Basra’s chaos was the normal result for the weak central government. The government in Baghdad is weak and cannot play its role, as there are many partners in authority; militias, authorities and parties and with the US-Iranian conflict which became obvious to everyone. There is no doubt that Iran is the biggest challenge for Iraq to be independent and successful. The regime in Tehran considers Iraq as a natural geographical, sectarian extension for it.
Weakening Baghdad
During the past few years, it succeeded in creating entities that had weakened Baghdad with a parallel authority, like the popular mobilization units, unfair bilateral agreements, using oil revenues to finance its operations, seeking to have full control by imposing a government that belongs to it. Tehran did not succeed completely but it managed to hinder the authority in Baghdad, until it became incapable of providing enough electricity, to get the militias that imposes control over cities out, to provide jobs and even incapable to stop the intervention of Iran and its militias in the southern Iraq affairs.
Iraq, along with Kuwait and Iran, is the northern Gulf, a potentially permanent area of tension as a result of the three forces sharing its land and water borders, in addition to a large US military presence on land and sea, within a complex military balance in this sensitive region
It became more complicated since the end of the elections, as there is a crisis because of the vacuum in authority, which has doubled the suffering. The government almost became disabled waiting for a Prime Minister to be named and who would join the coalition amid a party dispute that may exacerbate the period of the power vacuum, and extends the country’s crises. This is what is happening in the internal affairs.
Iraq, along with Kuwait and Iran, is the northern Gulf, a potentially permanent area of tension as a result of the three forces sharing its land and water borders, in addition to a large US military presence on land and sea, within a complex military balance in this sensitive region
Opening several fronts
Iran wants to do the same as it did in Lebanon and Yemen, opening several fronts to weaken its adversaries and provoke the international community. The militias in south Iraq are prepared by the Revolutionary Guards to be like Hezbollah in Lebanon, and the Houthi in Yemen; an advanced battalion fighting on behalf of the Iranian Revolutionary Guards.
We see signs of a crisis that would fill the Gulf region with chaos and ignite battles inside Iraq and with its neighbors.
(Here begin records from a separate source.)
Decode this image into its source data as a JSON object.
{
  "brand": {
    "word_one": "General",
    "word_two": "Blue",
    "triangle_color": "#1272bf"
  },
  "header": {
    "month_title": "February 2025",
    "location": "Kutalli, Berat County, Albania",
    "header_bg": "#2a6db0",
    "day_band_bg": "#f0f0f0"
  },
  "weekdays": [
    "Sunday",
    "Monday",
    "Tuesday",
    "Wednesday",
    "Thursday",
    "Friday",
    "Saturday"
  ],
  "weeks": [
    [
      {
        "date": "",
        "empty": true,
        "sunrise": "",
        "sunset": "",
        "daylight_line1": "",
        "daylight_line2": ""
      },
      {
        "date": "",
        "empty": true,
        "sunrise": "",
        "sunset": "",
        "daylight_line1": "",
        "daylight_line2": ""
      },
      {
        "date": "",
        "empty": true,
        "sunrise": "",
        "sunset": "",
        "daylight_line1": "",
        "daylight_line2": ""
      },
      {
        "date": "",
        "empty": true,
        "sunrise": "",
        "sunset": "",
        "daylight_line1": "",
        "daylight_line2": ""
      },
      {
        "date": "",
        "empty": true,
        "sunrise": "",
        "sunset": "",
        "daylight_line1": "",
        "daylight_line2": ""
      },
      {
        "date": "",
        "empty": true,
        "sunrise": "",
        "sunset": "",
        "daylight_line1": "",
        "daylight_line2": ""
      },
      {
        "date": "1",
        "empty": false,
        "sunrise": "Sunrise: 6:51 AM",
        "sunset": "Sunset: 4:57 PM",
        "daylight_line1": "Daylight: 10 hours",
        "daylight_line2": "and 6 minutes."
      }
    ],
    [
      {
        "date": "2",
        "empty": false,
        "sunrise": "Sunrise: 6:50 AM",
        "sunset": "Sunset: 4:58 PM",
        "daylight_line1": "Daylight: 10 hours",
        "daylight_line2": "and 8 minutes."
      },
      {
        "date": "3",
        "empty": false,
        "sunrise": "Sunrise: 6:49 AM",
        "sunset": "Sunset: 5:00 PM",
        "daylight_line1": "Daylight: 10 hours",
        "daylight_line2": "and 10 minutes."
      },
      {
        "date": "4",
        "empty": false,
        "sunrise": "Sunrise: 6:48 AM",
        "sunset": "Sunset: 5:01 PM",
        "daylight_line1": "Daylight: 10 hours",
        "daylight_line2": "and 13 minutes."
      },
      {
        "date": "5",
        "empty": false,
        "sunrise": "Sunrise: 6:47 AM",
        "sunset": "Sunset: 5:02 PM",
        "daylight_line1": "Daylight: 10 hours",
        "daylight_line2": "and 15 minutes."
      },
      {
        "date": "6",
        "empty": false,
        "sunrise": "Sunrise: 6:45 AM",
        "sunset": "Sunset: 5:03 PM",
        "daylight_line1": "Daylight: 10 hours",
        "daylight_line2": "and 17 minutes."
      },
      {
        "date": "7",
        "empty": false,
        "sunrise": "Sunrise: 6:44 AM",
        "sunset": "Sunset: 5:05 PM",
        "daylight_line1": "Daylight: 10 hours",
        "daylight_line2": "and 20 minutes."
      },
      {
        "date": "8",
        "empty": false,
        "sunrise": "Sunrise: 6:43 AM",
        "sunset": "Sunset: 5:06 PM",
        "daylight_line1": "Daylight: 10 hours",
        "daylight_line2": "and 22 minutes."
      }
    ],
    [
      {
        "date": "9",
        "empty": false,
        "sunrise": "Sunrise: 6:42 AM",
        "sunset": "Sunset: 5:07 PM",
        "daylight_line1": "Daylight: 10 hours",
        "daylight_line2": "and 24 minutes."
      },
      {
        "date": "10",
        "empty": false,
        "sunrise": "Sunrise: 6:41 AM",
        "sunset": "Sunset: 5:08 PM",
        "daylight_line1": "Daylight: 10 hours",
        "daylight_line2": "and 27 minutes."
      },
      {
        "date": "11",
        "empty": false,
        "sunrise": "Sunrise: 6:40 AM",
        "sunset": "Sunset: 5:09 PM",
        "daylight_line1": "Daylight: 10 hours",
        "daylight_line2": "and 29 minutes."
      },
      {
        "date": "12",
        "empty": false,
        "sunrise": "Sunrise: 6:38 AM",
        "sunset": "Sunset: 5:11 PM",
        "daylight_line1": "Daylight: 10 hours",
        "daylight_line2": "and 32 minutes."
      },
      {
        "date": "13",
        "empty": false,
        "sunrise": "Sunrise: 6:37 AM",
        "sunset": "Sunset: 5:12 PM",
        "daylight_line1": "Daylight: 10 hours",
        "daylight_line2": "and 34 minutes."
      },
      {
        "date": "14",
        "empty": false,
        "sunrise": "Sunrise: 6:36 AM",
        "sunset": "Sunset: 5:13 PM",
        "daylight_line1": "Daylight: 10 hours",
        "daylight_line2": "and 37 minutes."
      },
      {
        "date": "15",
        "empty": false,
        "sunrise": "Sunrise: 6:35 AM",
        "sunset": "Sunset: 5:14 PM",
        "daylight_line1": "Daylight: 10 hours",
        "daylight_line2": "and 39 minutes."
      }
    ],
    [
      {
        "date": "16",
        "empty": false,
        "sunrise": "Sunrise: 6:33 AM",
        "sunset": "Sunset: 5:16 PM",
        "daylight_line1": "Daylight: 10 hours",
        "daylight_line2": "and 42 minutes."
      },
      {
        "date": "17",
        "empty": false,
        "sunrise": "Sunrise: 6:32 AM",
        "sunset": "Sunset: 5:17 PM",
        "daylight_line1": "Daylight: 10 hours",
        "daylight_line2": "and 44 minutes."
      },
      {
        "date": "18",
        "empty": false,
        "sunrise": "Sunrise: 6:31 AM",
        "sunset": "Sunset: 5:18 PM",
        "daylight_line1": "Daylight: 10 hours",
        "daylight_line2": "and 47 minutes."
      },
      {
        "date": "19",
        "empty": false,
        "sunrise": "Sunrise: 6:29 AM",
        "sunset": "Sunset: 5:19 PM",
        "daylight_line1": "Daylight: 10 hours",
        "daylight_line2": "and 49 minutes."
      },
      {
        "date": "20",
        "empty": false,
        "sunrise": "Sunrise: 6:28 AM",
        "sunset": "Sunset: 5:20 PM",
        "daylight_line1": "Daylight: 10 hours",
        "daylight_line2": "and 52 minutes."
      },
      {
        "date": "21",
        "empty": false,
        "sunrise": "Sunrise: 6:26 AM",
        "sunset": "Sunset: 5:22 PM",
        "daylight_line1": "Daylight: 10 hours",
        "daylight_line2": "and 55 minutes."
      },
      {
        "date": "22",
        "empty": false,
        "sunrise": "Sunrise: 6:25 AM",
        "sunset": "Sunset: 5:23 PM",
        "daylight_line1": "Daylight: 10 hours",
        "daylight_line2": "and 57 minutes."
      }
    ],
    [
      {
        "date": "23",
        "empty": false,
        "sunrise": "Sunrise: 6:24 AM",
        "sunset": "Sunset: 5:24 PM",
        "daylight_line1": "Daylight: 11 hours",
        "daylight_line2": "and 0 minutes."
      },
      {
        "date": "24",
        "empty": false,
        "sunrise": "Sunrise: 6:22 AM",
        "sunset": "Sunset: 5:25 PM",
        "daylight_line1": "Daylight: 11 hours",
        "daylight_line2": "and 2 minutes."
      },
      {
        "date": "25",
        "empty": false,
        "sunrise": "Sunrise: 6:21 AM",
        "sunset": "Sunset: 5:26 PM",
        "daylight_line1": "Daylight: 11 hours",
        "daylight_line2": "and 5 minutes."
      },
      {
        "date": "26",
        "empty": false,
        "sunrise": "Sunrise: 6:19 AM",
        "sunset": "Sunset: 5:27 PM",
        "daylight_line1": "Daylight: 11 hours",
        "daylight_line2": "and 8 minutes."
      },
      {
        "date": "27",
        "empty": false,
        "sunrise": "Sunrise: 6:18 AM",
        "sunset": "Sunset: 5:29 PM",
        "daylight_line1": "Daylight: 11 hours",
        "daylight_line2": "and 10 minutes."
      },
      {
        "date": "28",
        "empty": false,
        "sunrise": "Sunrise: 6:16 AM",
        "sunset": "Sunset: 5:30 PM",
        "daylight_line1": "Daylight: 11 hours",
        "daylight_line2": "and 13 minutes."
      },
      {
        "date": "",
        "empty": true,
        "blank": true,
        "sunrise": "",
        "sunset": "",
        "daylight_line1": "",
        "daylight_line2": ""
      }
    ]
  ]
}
Later, we would hear Tehran saying that it is ready to mediate to stop the fighting, if its conditions are accepted in return. Due to increasing US pressure, the Iranian authorities are trying to make everyone pay and fail Trump’s administration plan to economically and politically straighten Iran to force it to sign a nuclear agreement with better conditions that the previous one.
South Iraq might be the new field for the Iranian regime, after it had lost a lot in the Syrian war due to the Israeli attacks against its forces and militias, and the Russian position which has changed against it.